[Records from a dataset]
◆ ◆ ◆ ◆ ◆
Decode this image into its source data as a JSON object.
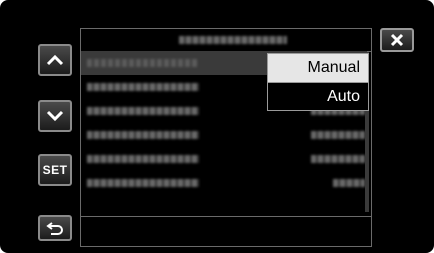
{
  "sidebar": {
    "up_icon": "chevron-up-icon",
    "down_icon": "chevron-down-icon",
    "set_label": "SET",
    "back_icon": "return-arrow-icon"
  },
  "close_icon": "close-icon",
  "dropdown": {
    "options": [
      {
        "label": "Manual",
        "selected": true
      },
      {
        "label": "Auto",
        "selected": false
      }
    ]
  },
  "colors": {
    "screen_bg": "#000000",
    "selected_option_bg": "#e6e6e6",
    "selected_row_bg": "#3a3a3a"
  }
}
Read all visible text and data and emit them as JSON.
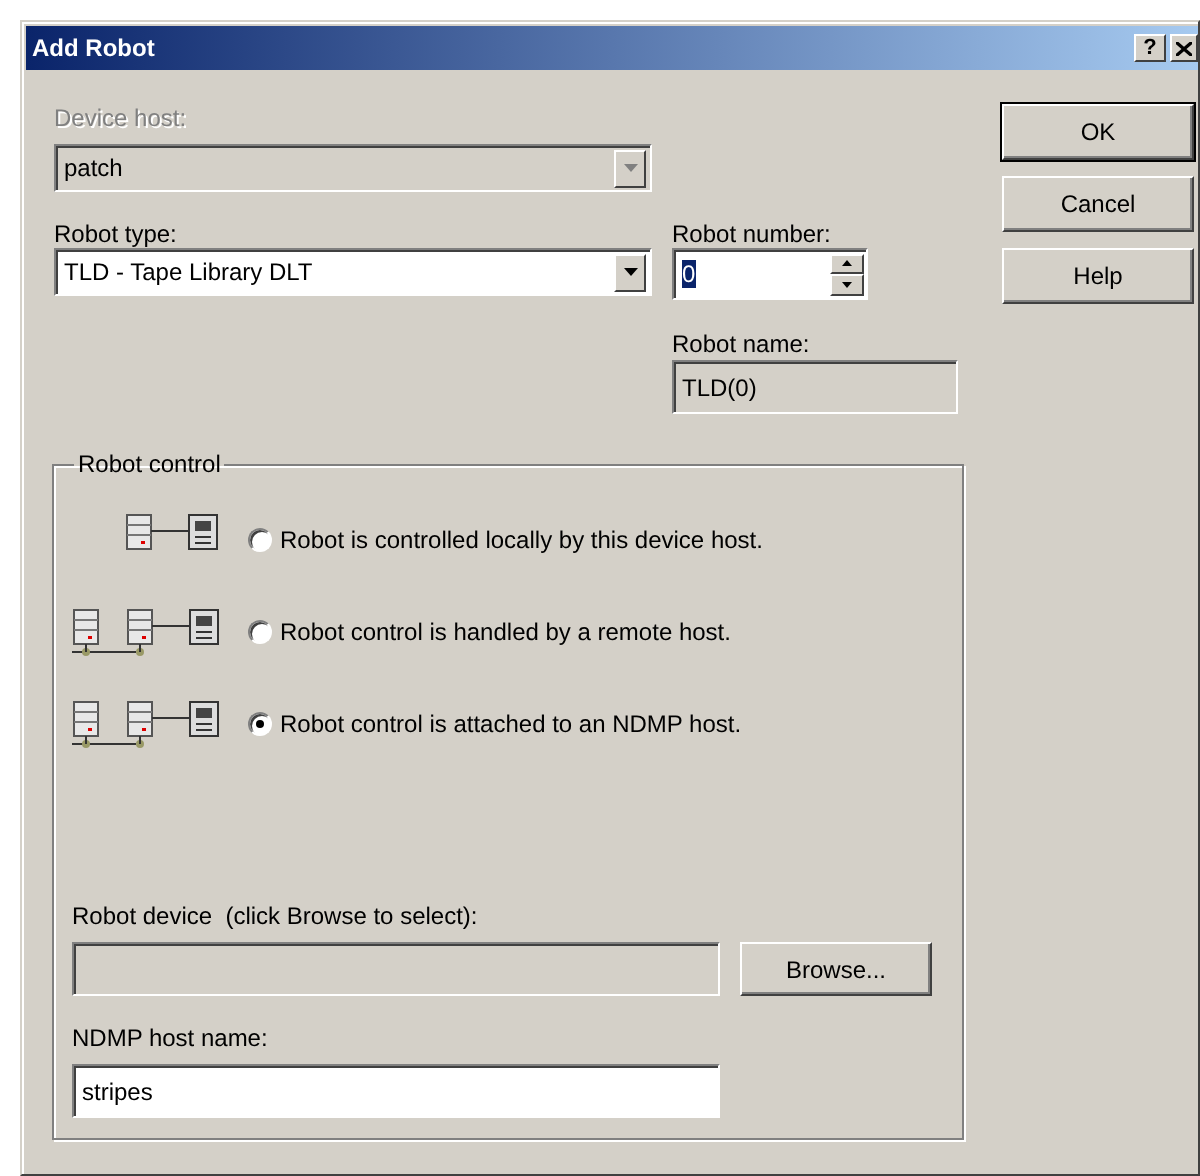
{
  "window": {
    "title": "Add Robot",
    "help_glyph": "?"
  },
  "device_host": {
    "label": "Device host:",
    "value": "patch",
    "disabled": true
  },
  "robot_type": {
    "label": "Robot type:",
    "value": "TLD - Tape Library DLT",
    "disabled": false
  },
  "robot_number": {
    "label": "Robot number:",
    "value": "0",
    "text_selected": true
  },
  "robot_name": {
    "label": "Robot name:",
    "value": "TLD(0)"
  },
  "buttons": [
    {
      "label": "OK",
      "default": true
    },
    {
      "label": "Cancel",
      "default": false
    },
    {
      "label": "Help",
      "default": false
    }
  ],
  "robot_control": {
    "title": "Robot control",
    "options": [
      {
        "kind": "local",
        "label": "Robot is controlled locally by this device host.",
        "selected": false
      },
      {
        "kind": "remote",
        "label": "Robot control is handled by a remote host.",
        "selected": false
      },
      {
        "kind": "remote",
        "label": "Robot control is attached to an NDMP host.",
        "selected": true
      }
    ]
  },
  "robot_device": {
    "label": "Robot device  (click Browse to select):",
    "disabled": true,
    "button": "Browse..."
  },
  "ndmp_host": {
    "label": "NDMP host name:",
    "value": "stripes",
    "disabled": false
  }
}
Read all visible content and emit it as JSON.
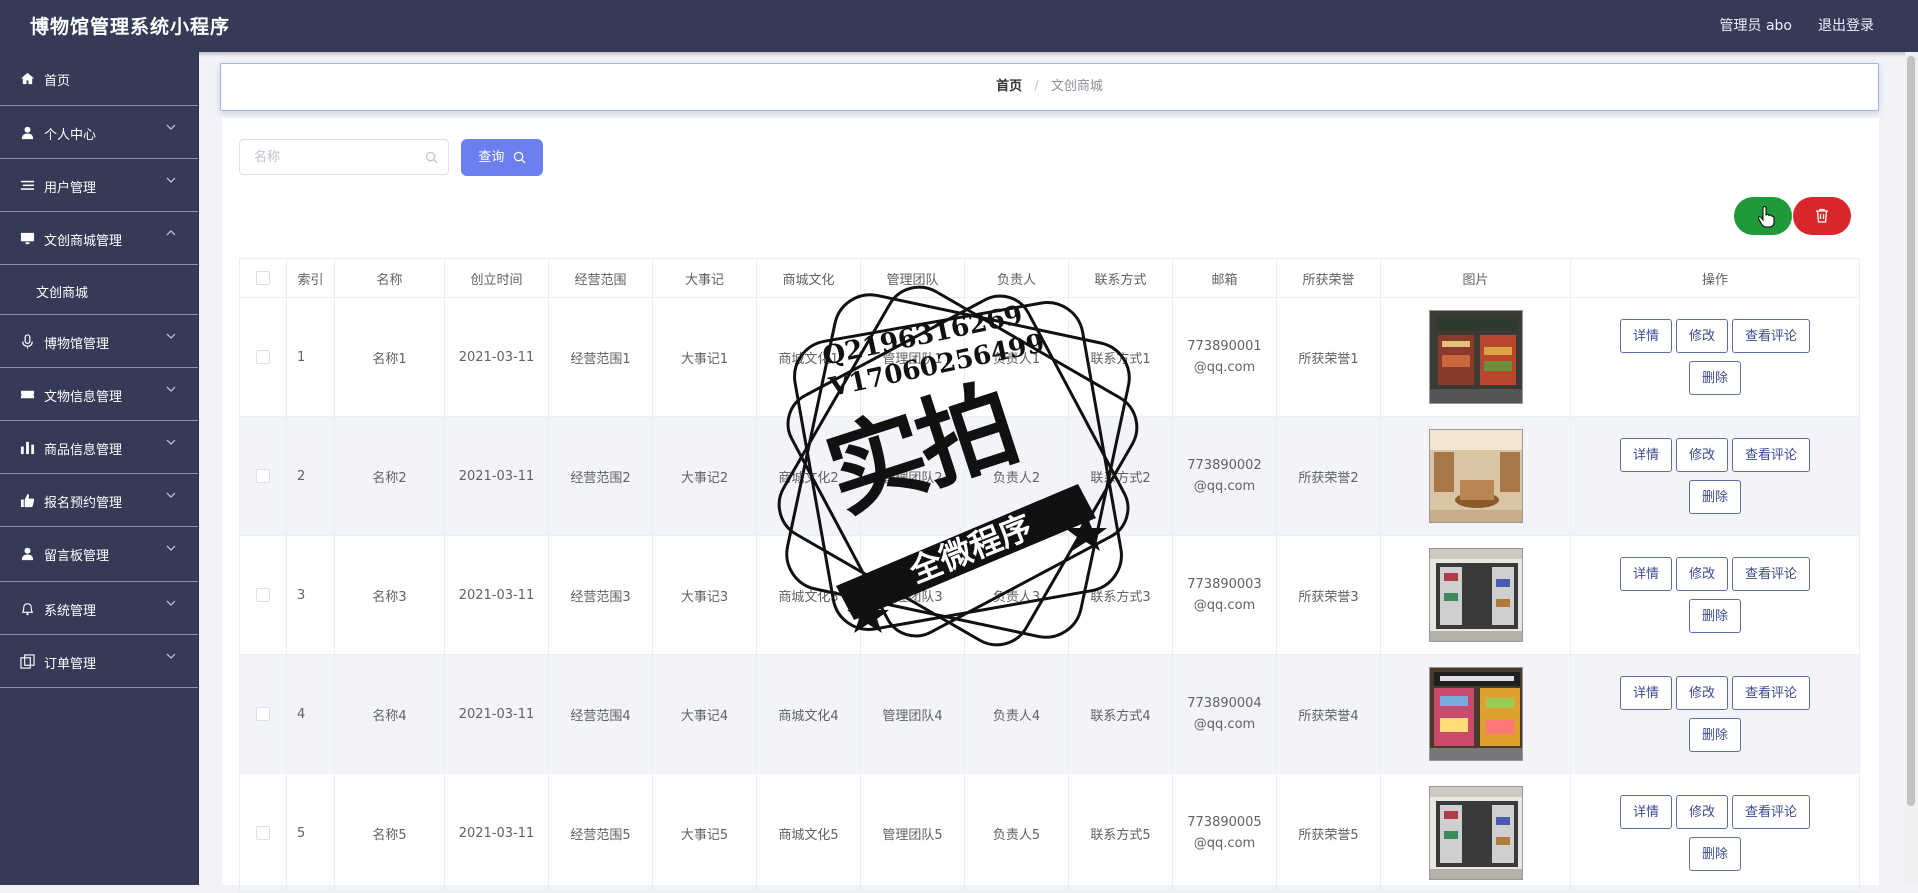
{
  "app": {
    "title": "博物馆管理系统小程序",
    "user_label": "管理员 abo",
    "logout": "退出登录"
  },
  "sidebar": {
    "items": [
      {
        "label": "首页",
        "icon": "home-icon"
      },
      {
        "label": "个人中心",
        "icon": "user-icon"
      },
      {
        "label": "用户管理",
        "icon": "list-icon"
      },
      {
        "label": "文创商城管理",
        "icon": "monitor-icon",
        "expanded": true
      },
      {
        "label": "博物馆管理",
        "icon": "microphone-icon"
      },
      {
        "label": "文物信息管理",
        "icon": "ticket-icon"
      },
      {
        "label": "商品信息管理",
        "icon": "chart-icon"
      },
      {
        "label": "报名预约管理",
        "icon": "thumb-icon"
      },
      {
        "label": "留言板管理",
        "icon": "user-icon"
      },
      {
        "label": "系统管理",
        "icon": "bell-icon"
      },
      {
        "label": "订单管理",
        "icon": "copy-icon"
      }
    ],
    "submenu": {
      "label": "文创商城"
    }
  },
  "breadcrumb": {
    "home": "首页",
    "separator": "/",
    "current": "文创商城"
  },
  "search": {
    "placeholder": "名称",
    "value": "",
    "button": "查询"
  },
  "table": {
    "headers": [
      "索引",
      "名称",
      "创立时间",
      "经营范围",
      "大事记",
      "商城文化",
      "管理团队",
      "负责人",
      "联系方式",
      "邮箱",
      "所获荣誉",
      "图片",
      "操作"
    ],
    "rows": [
      {
        "index": "1",
        "name": "名称1",
        "date": "2021-03-11",
        "scope": "经营范围1",
        "events": "大事记1",
        "culture": "商城文化1",
        "team": "管理团队1",
        "owner": "负责人1",
        "contact": "联系方式1",
        "email_a": "773890001",
        "email_b": "@qq.com",
        "honor": "所获荣誉1",
        "image": "storefront-photo"
      },
      {
        "index": "2",
        "name": "名称2",
        "date": "2021-03-11",
        "scope": "经营范围2",
        "events": "大事记2",
        "culture": "商城文化2",
        "team": "管理团队2",
        "owner": "负责人2",
        "contact": "联系方式2",
        "email_a": "773890002",
        "email_b": "@qq.com",
        "honor": "所获荣誉2",
        "image": "shop-interior-photo"
      },
      {
        "index": "3",
        "name": "名称3",
        "date": "2021-03-11",
        "scope": "经营范围3",
        "events": "大事记3",
        "culture": "商城文化3",
        "team": "管理团队3",
        "owner": "负责人3",
        "contact": "联系方式3",
        "email_a": "773890003",
        "email_b": "@qq.com",
        "honor": "所获荣誉3",
        "image": "display-window-photo"
      },
      {
        "index": "4",
        "name": "名称4",
        "date": "2021-03-11",
        "scope": "经营范围4",
        "events": "大事记4",
        "culture": "商城文化4",
        "team": "管理团队4",
        "owner": "负责人4",
        "contact": "联系方式4",
        "email_a": "773890004",
        "email_b": "@qq.com",
        "honor": "所获荣誉4",
        "image": "store-sign-photo"
      },
      {
        "index": "5",
        "name": "名称5",
        "date": "2021-03-11",
        "scope": "经营范围5",
        "events": "大事记5",
        "culture": "商城文化5",
        "team": "管理团队5",
        "owner": "负责人5",
        "contact": "联系方式5",
        "email_a": "773890005",
        "email_b": "@qq.com",
        "honor": "所获荣誉5",
        "image": "display-window-photo"
      }
    ],
    "actions": {
      "detail": "详情",
      "edit": "修改",
      "comments": "查看评论",
      "delete": "删除"
    }
  },
  "watermark": {
    "line1": "Q2196316269",
    "line2": "V17060256499",
    "big": "实拍",
    "ribbon": "全微程序"
  },
  "colors": {
    "sidebar_bg": "#353a57",
    "primary": "#6b7ff0",
    "success": "#1e9a3a",
    "danger": "#d9262b"
  }
}
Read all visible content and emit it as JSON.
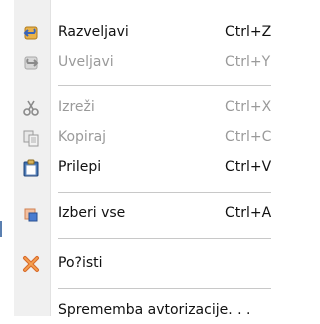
{
  "menu": {
    "items": [
      {
        "label": "Razveljavi",
        "shortcut": "Ctrl+Z",
        "icon": "undo-icon",
        "enabled": true
      },
      {
        "label": "Uveljavi",
        "shortcut": "Ctrl+Y",
        "icon": "redo-icon",
        "enabled": false
      },
      {
        "label": "Izreži",
        "shortcut": "Ctrl+X",
        "icon": "cut-icon",
        "enabled": false
      },
      {
        "label": "Kopiraj",
        "shortcut": "Ctrl+C",
        "icon": "copy-icon",
        "enabled": false
      },
      {
        "label": "Prilepi",
        "shortcut": "Ctrl+V",
        "icon": "paste-icon",
        "enabled": true
      },
      {
        "label": "Izberi vse",
        "shortcut": "Ctrl+A",
        "icon": "select-all-icon",
        "enabled": true
      },
      {
        "label": "Po?isti",
        "shortcut": "",
        "icon": "clear-icon",
        "enabled": true
      },
      {
        "label": "Sprememba avtorizacije. . .",
        "shortcut": "",
        "icon": "",
        "enabled": true
      }
    ]
  },
  "colors": {
    "gutter": "#f0f0f0",
    "separator": "#c8c8c8",
    "disabled_text": "#9a9a9a"
  }
}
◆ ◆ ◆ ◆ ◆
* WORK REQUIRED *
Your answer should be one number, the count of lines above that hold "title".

* REPLY TO THE EXERCISE *
3